§ Problem details
Report how many lines of the entries below contain the word "brand", and nothing more.

§ Page and application data records

════════════════

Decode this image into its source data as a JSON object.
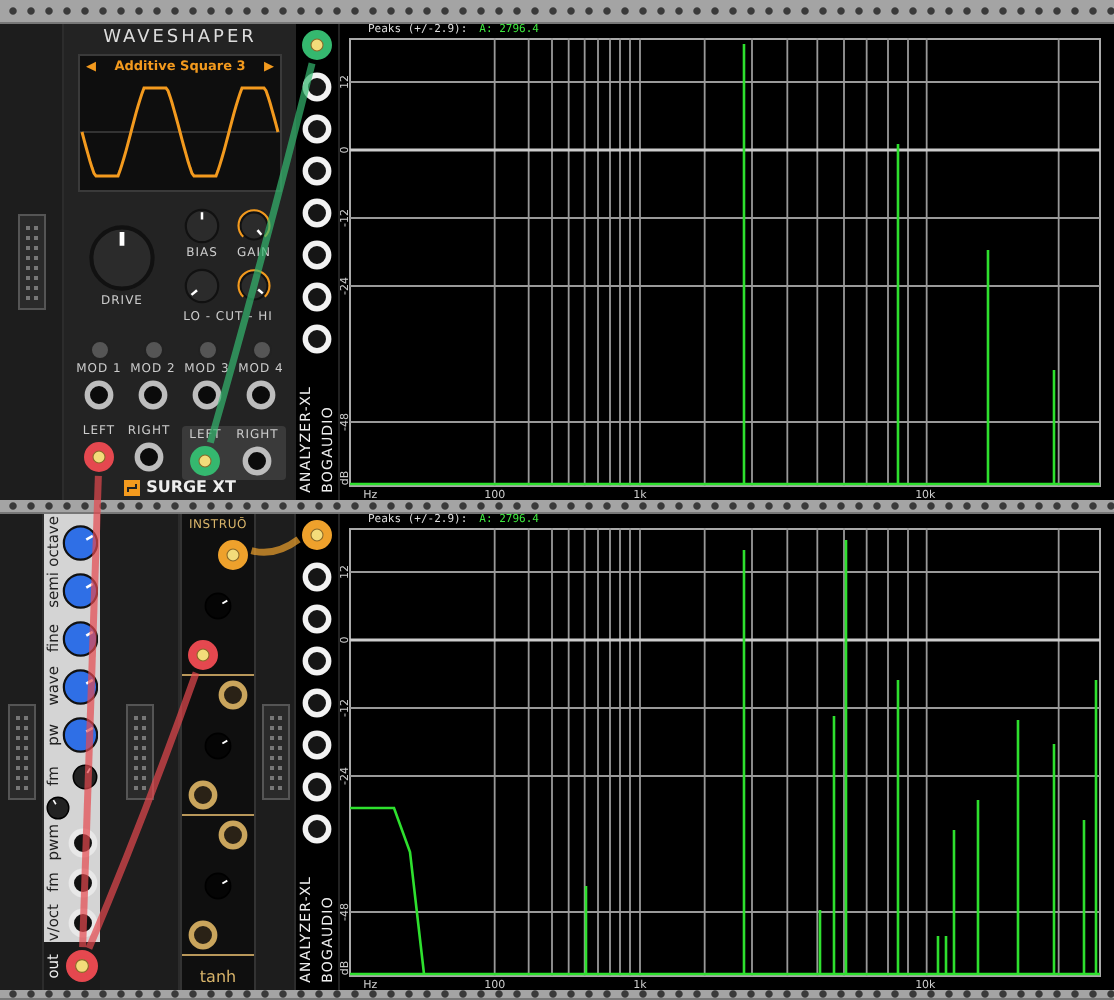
{
  "waveshaper": {
    "title": "WAVESHAPER",
    "display": {
      "prev_arrow": "◀",
      "preset": "Additive Square 3",
      "next_arrow": "▶"
    },
    "drive_label": "DRIVE",
    "bias_label": "BIAS",
    "gain_label": "GAIN",
    "cut_label": "LO - CUT - HI",
    "mod_labels": [
      "MOD 1",
      "MOD 2",
      "MOD 3",
      "MOD 4"
    ],
    "input_labels": [
      "LEFT",
      "RIGHT"
    ],
    "output_labels": [
      "LEFT",
      "RIGHT"
    ],
    "brand": "SURGE XT"
  },
  "analyzers": [
    {
      "header": "Peaks (+/-2.9):",
      "readout": "A: 2796.4",
      "y_labels": [
        "12",
        "0",
        "-12",
        "-24",
        "-48",
        "dB"
      ],
      "x_labels": [
        "Hz",
        "100",
        "1k",
        "10k"
      ],
      "module_name": "ANALYZER-XL",
      "brand": "BOGAUDIO"
    },
    {
      "header": "Peaks (+/-2.9):",
      "readout": "A: 2796.4",
      "y_labels": [
        "12",
        "0",
        "-12",
        "-24",
        "-48",
        "dB"
      ],
      "x_labels": [
        "Hz",
        "100",
        "1k",
        "10k"
      ],
      "module_name": "ANALYZER-XL",
      "brand": "BOGAUDIO"
    }
  ],
  "vco": {
    "controls": [
      {
        "label": "octave",
        "kind": "knob"
      },
      {
        "label": "semi",
        "kind": "knob"
      },
      {
        "label": "fine",
        "kind": "knob"
      },
      {
        "label": "wave",
        "kind": "knob"
      },
      {
        "label": "pw",
        "kind": "knob"
      },
      {
        "label": "fm",
        "kind": "small-knob"
      },
      {
        "kind": "attenuator"
      },
      {
        "label": "pwm",
        "kind": "jack"
      },
      {
        "label": "fm",
        "kind": "jack"
      },
      {
        "label": "v/oct",
        "kind": "jack"
      },
      {
        "label": "out",
        "kind": "output"
      }
    ]
  },
  "tanh": {
    "brand": "INSTRUŌ",
    "title": "tanh"
  },
  "cables": [
    {
      "color": "#35b86f"
    },
    {
      "color": "#e5484f"
    },
    {
      "color": "#e5484f"
    },
    {
      "color": "#eea12c"
    }
  ]
}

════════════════

§ Solution for this problem
4